When you’re working in the yard this summer, take a look up: Using a satellite, NASA scientists are paying attention to how healthy your lawn and garden are.
Next month, the agency plans to launch the Orbiting Carbon Observatory-2. Its primary aim is to create a global map of carbon sources and carbon sinks. The OCO-2 mission will provide the most detailed map of photosynthetic fluorescence — that is to say, of how plants glow — ever created. Using this data, scientists should be able to estimate how quickly the world’s plants are absorbing carbon from the atmosphere.
The applications of the project are wide-ranging, but the science is easy enough to understand.
During photosynthesis, a plant absorbs light, then immediately re-emits it at a different wavelength. This is known as fluorescence. In a laboratory setting, botanists can measure the intensity of fluorescence to estimate how actively a plant is photosynthesizing. A satellite could, in theory, detect the light emitted by the world’s plants to estimate how much carbon the plants are absorbing. But there has always been a big, fiery problem: the sun.
The sun is, in most ways, a nice thing to have around. It makes life possible by supplying energy to our planet. From an observational standpoint, though, it can be a major pain. There are huge swaths of the universe that we simply cannot see because the brightness of the sun obscures our view.

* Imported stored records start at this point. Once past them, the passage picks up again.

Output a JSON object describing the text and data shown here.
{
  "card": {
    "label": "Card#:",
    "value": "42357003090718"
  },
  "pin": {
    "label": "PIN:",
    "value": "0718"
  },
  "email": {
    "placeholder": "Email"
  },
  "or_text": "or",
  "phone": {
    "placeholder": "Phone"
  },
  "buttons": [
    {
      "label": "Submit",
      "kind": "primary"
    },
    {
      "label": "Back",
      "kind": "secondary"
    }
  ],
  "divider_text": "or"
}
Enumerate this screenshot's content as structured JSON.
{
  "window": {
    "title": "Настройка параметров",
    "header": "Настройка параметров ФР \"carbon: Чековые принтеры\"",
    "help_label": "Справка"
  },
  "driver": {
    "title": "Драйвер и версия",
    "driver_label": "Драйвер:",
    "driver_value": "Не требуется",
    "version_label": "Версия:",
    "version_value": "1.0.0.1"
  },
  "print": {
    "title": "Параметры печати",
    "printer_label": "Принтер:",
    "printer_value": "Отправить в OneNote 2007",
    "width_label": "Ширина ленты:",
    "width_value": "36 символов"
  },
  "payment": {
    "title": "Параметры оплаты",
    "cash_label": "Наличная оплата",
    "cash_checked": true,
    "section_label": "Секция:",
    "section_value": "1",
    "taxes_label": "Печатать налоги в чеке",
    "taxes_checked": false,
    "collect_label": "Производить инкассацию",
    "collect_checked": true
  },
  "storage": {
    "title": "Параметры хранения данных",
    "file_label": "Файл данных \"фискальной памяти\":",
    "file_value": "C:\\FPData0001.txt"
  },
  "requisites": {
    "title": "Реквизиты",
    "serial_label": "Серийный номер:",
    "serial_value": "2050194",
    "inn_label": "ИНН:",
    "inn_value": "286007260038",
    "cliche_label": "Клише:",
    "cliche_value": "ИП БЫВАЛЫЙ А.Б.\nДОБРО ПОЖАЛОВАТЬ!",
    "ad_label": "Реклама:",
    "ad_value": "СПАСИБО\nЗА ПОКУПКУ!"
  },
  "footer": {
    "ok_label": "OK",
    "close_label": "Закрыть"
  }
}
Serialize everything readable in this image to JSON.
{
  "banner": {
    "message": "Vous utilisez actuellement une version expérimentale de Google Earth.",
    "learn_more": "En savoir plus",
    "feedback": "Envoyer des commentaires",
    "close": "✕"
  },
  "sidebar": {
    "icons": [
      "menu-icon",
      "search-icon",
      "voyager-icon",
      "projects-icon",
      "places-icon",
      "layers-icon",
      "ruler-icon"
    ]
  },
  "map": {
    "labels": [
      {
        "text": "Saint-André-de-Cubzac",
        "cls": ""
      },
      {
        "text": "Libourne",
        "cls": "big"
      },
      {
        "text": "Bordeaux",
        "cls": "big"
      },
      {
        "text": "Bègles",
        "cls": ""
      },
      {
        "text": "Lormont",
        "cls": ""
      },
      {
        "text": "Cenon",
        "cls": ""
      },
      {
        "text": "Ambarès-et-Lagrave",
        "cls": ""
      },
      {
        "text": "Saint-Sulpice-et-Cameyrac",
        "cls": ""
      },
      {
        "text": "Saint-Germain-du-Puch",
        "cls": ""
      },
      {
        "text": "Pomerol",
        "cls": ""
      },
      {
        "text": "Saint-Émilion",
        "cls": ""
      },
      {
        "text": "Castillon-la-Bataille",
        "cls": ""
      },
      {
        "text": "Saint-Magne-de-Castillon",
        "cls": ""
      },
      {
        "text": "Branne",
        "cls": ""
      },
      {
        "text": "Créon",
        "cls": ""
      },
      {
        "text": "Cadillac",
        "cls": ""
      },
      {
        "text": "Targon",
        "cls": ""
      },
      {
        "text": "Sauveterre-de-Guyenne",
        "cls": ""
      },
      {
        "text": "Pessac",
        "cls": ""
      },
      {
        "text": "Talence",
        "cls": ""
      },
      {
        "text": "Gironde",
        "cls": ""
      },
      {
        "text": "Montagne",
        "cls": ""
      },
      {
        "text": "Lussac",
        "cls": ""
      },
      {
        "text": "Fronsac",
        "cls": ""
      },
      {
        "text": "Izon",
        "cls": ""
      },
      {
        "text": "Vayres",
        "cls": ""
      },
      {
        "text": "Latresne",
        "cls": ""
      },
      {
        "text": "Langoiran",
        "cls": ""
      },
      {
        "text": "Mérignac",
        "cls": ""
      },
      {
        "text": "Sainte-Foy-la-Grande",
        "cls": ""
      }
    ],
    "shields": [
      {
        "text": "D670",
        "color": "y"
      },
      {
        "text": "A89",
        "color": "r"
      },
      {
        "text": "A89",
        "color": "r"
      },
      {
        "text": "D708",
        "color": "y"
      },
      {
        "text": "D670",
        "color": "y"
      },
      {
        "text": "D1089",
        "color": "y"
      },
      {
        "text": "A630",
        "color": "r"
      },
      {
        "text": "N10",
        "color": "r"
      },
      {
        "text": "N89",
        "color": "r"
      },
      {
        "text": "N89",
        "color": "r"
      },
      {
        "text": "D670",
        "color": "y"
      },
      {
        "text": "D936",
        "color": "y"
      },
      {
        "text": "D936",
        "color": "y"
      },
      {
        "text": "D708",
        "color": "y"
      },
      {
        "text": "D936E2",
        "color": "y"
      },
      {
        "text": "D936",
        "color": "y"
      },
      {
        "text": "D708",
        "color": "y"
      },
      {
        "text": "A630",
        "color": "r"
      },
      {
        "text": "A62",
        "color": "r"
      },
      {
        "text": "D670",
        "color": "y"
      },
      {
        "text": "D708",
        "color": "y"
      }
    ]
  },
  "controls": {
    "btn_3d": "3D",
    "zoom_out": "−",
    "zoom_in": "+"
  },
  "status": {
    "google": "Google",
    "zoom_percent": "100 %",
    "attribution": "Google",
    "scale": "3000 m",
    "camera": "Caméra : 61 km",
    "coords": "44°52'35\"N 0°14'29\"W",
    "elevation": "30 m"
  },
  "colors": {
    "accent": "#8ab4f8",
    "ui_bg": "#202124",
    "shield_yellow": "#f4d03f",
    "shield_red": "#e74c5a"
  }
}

In much the same way, the sun was thought to make it impossible to measure global photosynthetic fluorescence. The signals we want to observe are subtle and represent a narrow slice of the electromagnetic spectrum. The sun’s broad-spectrum rays were presumed to overwhelm the wavelengths of plant fluorescence, making them virtually impossible to detect.
That’s where NASA’s Joanna Joiner of the Goddard Space Flight Center in Greenbelt, Md., and Christian Frankenberg of the Jet Propulsion Laboratory in Pasadena, Calif., came in, with their innovative use of an electromagnetic phenomenon known as Fraunhofer lines. In the early 19th century, German optician Joseph Fraunhofer noticed that, in between the beautiful bands of colored light that emerged from a prism, several dark lines appeared. That’s because, by the time sunlight reaches Earth, molecules in the atmosphere have absorbed certain wavelengths of light. In other words, our atmosphere blocks out the sun in certain wavelength bands of the electromagnetic spectrum.
Joiner and Frankenberg realized that they could look for plant fluorescence in the bands of the electromagnetic spectrum where the sun’s light has been dimmed. Data from the Japanese Greenhouse Gases Observing Satellite, which was launched in 2009, confirmed their hunch. Although the OCO-2 project was already in motion by the time Joiner and Frankenberg made their breakthrough, adding fluorescence readings will massively amplify the satellite’s ability to carry out its carbon-measuring mission.
A detailed map of photosynthetic activity and carbon absorption will better inform conservation efforts. It is widely believed that tropical forests absorb approximately 20 percent of global carbon emissions from fossil fuel combustion. But where else is carbon absorption highest? If the satellite data detect other areas of intense photosynthetic activity, we ought to be working hard to preserve them.
The carbon-uptake map should also help settle some long-running disputes. Conventional wisdom once held that old-growth forests were bad at carbon sequestration, because they seemed to be finished growing. Some analysts suggested that turning those trees into houses or furniture would make room for newer trees to absorb more carbon.
More recent findings, however, suggest that old trees continue to breathe in carbon at high rates. OCO-2’s data will shed light, so to speak, on the relative photosynthetic activity of old and new forests.
The data will also provide an early warning system. In 2005, for example, a drought severely hampered the Amazon rain forest’s ability to absorb carbon, but scientists didn’t realize the full scale of the impact for several years. Satellite fluorescence data could have identified the situation almost as it was happening.
There may not be much we can do to stave off a drought in the Amazon, but there are other ways the data can be used. A decline in photosynthesis rates, as identified by falling fluorescence, could alert farmers to crop failure much earlier. It could help planners manage irrigation resources, as well as alert global relief organizations to potential famines before they happen.
Managing a garden from space sounds a bit futuristic, but horticulture is about to enter the space age. From now on, you’re not just trying to impress the neighbors with your green thumb.